• [Action item] Please copy every line of the records below that holds the word "labels".

• [Source material]
-=-=-
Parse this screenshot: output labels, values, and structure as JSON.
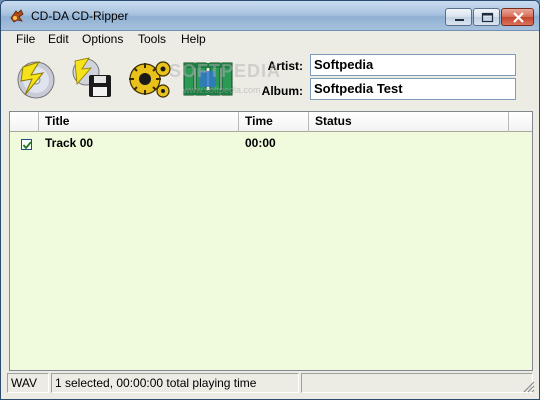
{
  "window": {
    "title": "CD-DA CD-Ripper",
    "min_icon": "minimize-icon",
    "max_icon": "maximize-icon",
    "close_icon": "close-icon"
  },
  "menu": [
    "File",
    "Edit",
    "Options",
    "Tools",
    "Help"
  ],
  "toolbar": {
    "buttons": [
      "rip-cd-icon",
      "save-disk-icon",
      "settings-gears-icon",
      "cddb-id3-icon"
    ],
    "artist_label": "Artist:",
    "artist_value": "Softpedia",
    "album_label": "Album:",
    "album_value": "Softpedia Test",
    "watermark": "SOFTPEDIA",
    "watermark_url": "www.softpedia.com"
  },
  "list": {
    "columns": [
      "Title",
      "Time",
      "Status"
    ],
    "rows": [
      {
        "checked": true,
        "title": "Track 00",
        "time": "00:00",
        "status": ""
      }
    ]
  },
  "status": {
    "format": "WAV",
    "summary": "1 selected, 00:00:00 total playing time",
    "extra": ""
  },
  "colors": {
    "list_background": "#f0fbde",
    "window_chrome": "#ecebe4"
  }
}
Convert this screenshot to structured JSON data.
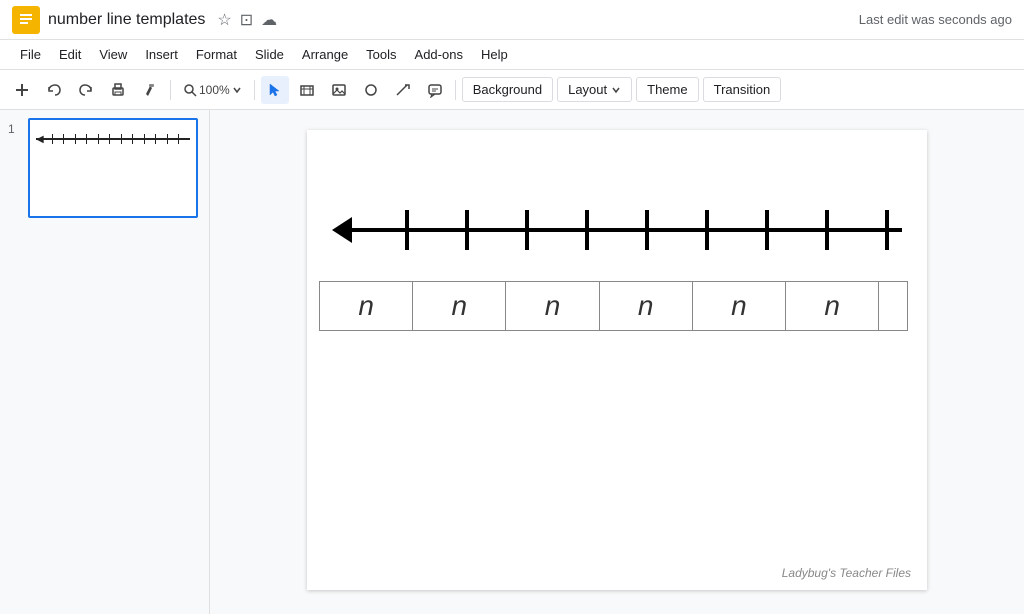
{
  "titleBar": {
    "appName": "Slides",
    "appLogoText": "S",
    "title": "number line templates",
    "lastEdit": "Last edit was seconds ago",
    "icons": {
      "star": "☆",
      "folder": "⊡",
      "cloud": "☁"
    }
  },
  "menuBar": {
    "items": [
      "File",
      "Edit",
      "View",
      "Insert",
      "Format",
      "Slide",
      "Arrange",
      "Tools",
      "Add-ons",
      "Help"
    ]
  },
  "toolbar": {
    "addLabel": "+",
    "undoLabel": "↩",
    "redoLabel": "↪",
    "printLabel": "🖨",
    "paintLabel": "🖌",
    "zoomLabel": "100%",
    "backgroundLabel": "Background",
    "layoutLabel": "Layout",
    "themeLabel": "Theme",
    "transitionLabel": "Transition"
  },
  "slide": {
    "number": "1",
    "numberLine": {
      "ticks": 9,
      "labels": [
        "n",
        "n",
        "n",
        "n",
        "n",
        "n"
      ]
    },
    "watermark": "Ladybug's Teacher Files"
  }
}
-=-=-
• [Solution to this problem]
Parse this screenshot: output labels, values, and structure as JSON.
      "labels": [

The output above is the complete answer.